__YOUR ASSIGNMENT__:
Write out the entries once more, exactly as they appear.

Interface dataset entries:

———

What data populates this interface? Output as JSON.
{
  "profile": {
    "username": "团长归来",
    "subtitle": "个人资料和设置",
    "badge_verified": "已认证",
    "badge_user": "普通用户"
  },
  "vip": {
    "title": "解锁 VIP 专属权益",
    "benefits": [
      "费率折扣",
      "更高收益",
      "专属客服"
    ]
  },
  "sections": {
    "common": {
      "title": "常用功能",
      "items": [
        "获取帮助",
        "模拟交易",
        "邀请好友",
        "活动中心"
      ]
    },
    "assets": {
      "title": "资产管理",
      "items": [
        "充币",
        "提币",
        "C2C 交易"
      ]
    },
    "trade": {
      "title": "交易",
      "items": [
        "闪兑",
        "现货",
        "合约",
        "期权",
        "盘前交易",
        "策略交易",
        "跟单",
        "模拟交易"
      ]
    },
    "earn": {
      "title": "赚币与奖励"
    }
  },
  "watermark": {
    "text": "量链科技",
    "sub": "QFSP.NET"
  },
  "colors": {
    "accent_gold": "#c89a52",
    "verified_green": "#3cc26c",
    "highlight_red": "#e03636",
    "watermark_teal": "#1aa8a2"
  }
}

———

__ANSWER TO THIS EXERCISE__:
What data populates this interface? Output as JSON.
{
  "profile": {
    "username": "团长归来",
    "subtitle": "个人资料和设置",
    "badge_verified": "已认证",
    "badge_user": "普通用户"
  },
  "vip": {
    "title": "解锁 VIP 专属权益",
    "benefits": [
      "费率折扣",
      "更高收益",
      "专属客服"
    ]
  },
  "sections": {
    "common": {
      "title": "常用功能",
      "items": [
        "获取帮助",
        "模拟交易",
        "邀请好友",
        "活动中心"
      ]
    },
    "assets": {
      "title": "资产管理",
      "items": [
        "充币",
        "提币",
        "C2C 交易"
      ]
    },
    "trade": {
      "title": "交易",
      "items": [
        "闪兑",
        "现货",
        "合约",
        "期权",
        "盘前交易",
        "策略交易",
        "跟单",
        "模拟交易"
      ]
    },
    "earn": {
      "title": "赚币与奖励"
    }
  },
  "watermark": {
    "text": "量链科技",
    "sub": "QFSP.NET"
  },
  "colors": {
    "accent_gold": "#c89a52",
    "verified_green": "#3cc26c",
    "highlight_red": "#e03636",
    "watermark_teal": "#1aa8a2"
  }
}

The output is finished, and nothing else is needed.